Element data from apps and pages
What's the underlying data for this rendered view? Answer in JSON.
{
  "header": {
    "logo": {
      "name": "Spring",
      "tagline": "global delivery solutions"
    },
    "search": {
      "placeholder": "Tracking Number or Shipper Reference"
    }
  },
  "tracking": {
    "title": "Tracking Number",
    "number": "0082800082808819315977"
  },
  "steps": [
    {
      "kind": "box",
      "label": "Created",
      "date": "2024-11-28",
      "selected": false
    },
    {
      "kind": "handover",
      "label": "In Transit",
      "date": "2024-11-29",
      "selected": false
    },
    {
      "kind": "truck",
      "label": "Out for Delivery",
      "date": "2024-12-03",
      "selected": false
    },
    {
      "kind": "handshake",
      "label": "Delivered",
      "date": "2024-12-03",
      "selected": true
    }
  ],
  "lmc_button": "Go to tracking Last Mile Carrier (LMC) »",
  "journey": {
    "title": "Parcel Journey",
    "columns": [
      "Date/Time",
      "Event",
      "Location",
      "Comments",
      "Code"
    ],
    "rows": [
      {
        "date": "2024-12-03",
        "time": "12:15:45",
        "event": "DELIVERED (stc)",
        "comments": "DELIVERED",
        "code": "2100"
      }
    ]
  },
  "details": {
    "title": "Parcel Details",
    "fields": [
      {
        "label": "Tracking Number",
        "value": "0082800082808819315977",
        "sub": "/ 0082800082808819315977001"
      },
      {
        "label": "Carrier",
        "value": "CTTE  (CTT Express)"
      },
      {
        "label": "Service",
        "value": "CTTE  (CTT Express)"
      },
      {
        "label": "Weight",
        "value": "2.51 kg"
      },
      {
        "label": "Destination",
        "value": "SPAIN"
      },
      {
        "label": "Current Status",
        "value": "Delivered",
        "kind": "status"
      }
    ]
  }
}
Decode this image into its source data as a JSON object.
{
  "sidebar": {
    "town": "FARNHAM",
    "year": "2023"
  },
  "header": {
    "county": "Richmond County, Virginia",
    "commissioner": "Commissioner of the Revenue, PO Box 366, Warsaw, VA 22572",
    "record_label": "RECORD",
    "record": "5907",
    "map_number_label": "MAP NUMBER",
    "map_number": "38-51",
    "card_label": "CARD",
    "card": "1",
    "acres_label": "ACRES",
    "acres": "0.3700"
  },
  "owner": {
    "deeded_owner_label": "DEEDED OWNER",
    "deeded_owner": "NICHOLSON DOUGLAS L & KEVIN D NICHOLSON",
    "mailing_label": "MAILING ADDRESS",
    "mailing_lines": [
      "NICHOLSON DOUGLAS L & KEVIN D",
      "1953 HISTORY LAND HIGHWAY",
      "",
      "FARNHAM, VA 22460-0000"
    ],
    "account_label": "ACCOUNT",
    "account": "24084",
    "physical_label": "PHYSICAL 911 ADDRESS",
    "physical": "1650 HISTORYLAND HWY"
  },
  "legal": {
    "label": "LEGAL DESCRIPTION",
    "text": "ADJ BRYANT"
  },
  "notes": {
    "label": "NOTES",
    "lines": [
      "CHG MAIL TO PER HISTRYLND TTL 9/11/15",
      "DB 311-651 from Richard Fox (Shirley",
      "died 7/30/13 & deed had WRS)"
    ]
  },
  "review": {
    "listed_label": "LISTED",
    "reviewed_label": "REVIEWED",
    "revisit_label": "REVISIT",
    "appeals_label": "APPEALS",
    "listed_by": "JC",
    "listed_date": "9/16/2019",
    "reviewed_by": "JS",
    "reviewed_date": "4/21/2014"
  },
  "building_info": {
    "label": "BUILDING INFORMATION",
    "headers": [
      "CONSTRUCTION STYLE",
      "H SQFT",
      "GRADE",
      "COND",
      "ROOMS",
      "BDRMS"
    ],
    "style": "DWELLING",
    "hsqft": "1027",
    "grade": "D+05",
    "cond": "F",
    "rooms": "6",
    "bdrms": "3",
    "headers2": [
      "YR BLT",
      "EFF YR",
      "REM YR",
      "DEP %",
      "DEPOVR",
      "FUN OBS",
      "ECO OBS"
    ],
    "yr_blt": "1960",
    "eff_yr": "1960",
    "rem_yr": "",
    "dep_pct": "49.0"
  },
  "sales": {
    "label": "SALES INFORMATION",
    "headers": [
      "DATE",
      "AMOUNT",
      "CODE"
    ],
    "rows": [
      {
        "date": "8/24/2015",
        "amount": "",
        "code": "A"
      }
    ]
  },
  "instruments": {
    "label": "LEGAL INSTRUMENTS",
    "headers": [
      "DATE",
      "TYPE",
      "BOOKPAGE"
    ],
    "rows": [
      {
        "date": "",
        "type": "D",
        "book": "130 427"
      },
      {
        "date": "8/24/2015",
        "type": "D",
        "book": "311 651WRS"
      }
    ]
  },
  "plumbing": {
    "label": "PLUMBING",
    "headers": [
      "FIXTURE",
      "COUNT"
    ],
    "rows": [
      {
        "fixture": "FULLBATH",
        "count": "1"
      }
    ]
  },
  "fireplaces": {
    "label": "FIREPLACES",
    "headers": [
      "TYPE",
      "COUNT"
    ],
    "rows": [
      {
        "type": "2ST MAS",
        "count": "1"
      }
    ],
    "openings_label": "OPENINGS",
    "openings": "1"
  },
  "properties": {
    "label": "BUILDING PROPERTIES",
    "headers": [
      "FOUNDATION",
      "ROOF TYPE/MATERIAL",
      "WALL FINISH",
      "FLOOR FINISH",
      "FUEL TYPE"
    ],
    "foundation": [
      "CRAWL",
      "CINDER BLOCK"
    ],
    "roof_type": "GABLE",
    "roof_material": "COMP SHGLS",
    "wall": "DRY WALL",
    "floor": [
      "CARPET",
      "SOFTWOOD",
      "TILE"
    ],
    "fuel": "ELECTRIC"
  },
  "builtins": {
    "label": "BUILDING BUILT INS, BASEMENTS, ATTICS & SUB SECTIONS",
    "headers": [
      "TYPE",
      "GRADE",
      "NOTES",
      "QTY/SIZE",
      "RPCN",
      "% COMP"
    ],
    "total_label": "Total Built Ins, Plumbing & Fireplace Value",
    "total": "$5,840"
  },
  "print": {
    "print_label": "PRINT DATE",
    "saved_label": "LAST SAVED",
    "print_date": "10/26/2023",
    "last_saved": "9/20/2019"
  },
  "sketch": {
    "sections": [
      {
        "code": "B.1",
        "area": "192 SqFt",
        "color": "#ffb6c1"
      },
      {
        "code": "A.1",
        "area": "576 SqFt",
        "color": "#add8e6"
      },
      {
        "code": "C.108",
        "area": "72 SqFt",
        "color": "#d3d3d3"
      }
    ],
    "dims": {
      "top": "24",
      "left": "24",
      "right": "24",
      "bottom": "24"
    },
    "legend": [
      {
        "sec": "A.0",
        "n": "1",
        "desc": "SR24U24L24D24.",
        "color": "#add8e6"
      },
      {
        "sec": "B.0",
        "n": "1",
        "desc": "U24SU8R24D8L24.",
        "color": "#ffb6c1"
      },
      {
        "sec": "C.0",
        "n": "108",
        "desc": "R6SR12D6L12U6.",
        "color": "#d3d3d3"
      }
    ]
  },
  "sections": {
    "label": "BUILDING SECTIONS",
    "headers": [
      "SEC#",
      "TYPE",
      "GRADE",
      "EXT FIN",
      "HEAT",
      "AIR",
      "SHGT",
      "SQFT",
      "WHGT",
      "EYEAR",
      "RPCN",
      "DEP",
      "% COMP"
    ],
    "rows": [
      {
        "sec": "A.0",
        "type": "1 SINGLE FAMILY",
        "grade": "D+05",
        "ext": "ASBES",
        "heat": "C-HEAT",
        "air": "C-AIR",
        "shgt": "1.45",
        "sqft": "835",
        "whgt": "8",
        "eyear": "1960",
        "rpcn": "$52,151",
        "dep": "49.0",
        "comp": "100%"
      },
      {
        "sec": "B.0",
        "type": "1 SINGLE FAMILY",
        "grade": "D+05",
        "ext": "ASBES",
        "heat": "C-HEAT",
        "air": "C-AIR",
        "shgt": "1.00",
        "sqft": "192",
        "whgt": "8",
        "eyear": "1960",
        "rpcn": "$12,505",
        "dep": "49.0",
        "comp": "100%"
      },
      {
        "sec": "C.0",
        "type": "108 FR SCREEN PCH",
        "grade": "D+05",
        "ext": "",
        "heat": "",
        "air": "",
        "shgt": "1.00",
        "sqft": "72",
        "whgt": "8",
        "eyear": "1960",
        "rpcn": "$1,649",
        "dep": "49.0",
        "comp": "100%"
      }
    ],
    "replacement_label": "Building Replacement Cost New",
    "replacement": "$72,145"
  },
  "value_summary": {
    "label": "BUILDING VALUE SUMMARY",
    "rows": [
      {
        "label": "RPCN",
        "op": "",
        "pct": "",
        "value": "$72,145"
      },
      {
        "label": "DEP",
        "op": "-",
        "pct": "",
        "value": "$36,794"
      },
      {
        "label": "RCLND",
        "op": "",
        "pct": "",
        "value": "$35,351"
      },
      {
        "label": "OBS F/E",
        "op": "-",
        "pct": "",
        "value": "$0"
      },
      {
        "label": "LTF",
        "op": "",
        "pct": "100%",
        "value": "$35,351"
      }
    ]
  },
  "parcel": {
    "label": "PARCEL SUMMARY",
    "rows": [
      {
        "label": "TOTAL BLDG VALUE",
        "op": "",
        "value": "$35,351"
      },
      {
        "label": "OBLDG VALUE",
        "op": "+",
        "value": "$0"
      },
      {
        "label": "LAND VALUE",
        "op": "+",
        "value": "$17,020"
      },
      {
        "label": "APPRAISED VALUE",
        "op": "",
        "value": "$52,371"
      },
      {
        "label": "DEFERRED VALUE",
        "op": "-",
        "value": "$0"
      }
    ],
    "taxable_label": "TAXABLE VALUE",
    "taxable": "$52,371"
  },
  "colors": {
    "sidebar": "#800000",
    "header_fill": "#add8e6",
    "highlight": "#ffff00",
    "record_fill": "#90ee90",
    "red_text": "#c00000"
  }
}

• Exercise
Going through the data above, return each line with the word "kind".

• Answer space
      "kind": "box",
      "kind": "handover",
      "kind": "truck",
      "kind": "handshake",
        "kind": "status"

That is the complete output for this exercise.